Problem statement
This task calls for copying every line of the records that includes the word "teilobjekt".

Material for this exercise
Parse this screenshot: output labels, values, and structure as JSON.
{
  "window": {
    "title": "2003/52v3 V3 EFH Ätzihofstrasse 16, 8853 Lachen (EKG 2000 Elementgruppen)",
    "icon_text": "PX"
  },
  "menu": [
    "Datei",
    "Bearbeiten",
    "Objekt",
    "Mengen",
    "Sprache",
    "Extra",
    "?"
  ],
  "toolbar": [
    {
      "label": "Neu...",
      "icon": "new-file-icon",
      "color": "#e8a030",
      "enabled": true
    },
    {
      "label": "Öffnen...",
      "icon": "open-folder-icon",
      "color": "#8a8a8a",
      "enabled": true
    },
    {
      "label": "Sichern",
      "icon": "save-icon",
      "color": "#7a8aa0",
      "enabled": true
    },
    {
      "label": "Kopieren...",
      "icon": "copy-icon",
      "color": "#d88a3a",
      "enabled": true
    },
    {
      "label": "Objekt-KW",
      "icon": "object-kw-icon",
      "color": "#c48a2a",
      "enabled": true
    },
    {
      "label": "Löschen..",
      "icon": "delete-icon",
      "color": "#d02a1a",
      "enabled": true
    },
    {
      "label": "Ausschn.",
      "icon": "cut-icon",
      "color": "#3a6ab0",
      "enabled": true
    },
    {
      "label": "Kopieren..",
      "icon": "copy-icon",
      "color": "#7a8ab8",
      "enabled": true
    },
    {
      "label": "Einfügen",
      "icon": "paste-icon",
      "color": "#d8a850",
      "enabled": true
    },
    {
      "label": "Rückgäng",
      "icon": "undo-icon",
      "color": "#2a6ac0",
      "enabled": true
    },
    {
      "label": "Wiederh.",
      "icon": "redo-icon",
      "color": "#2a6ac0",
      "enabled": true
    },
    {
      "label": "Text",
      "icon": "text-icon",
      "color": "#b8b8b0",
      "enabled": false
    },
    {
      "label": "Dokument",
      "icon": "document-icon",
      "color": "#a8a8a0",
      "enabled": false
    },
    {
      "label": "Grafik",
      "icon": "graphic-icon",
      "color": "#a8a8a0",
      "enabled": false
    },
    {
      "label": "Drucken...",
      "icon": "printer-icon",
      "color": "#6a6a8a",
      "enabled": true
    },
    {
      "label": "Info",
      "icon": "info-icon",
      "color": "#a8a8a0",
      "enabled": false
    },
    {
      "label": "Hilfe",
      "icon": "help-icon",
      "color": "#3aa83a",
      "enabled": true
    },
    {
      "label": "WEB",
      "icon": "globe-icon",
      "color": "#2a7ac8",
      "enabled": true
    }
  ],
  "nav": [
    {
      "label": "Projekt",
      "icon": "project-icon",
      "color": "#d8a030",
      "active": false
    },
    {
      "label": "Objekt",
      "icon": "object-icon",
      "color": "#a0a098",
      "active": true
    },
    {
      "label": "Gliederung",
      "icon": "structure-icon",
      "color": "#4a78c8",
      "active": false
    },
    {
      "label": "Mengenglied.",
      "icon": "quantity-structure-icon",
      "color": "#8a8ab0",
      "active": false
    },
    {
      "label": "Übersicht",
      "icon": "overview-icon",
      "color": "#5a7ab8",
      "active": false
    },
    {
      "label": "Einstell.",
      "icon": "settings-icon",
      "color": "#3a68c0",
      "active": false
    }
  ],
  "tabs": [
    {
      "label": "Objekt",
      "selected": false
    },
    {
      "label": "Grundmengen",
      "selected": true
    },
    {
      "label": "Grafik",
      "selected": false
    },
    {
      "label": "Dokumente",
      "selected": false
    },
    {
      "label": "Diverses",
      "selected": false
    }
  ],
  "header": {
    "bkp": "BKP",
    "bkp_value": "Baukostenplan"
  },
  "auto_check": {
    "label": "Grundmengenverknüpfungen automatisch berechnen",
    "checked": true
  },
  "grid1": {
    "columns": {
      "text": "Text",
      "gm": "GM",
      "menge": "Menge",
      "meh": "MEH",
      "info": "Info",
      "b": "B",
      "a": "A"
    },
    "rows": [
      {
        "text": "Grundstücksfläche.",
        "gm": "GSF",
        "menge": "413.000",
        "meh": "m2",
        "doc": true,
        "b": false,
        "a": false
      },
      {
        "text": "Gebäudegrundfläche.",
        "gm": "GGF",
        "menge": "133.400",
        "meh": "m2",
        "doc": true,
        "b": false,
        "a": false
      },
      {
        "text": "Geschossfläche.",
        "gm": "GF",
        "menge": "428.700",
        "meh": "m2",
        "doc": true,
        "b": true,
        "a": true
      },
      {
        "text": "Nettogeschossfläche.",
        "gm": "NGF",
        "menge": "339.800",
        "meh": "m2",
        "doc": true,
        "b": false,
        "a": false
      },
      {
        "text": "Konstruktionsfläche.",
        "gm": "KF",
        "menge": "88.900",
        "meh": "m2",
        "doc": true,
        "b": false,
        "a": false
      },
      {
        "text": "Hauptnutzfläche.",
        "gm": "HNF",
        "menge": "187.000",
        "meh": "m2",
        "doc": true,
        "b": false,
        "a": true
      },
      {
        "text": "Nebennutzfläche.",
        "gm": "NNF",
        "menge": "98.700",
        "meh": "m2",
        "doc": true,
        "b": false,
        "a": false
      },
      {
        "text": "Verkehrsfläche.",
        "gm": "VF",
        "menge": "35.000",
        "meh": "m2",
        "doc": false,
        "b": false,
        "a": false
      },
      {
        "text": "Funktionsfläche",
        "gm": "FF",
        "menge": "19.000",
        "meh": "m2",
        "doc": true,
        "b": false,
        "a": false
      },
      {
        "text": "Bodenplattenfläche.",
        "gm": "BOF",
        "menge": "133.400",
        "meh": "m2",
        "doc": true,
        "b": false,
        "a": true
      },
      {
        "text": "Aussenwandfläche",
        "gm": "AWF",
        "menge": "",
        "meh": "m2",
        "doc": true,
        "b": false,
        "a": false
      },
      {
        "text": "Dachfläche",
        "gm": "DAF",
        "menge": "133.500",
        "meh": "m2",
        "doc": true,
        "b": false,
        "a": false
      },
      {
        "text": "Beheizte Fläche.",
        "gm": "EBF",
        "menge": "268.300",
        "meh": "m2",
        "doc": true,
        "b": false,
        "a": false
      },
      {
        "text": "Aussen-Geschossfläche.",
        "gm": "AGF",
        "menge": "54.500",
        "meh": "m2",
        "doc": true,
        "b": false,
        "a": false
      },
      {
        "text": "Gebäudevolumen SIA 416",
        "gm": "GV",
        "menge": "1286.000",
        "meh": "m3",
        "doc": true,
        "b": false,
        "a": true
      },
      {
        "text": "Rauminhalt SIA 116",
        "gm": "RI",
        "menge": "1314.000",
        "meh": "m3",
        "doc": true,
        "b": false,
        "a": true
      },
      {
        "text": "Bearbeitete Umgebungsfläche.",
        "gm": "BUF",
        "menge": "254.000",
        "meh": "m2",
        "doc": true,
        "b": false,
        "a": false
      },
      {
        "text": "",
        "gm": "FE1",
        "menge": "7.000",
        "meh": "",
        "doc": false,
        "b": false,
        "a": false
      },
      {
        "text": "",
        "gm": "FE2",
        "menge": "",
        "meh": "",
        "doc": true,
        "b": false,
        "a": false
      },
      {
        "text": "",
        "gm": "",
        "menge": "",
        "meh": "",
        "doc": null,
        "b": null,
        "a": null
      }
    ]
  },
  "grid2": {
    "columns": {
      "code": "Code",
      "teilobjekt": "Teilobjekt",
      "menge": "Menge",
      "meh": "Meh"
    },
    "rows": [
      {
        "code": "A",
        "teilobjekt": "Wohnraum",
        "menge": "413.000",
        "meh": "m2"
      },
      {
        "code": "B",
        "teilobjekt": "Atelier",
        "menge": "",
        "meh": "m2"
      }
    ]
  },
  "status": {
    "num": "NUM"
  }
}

Response to the task
      "teilobjekt": "Teilobjekt",
        "teilobjekt": "Wohnraum",
        "teilobjekt": "Atelier",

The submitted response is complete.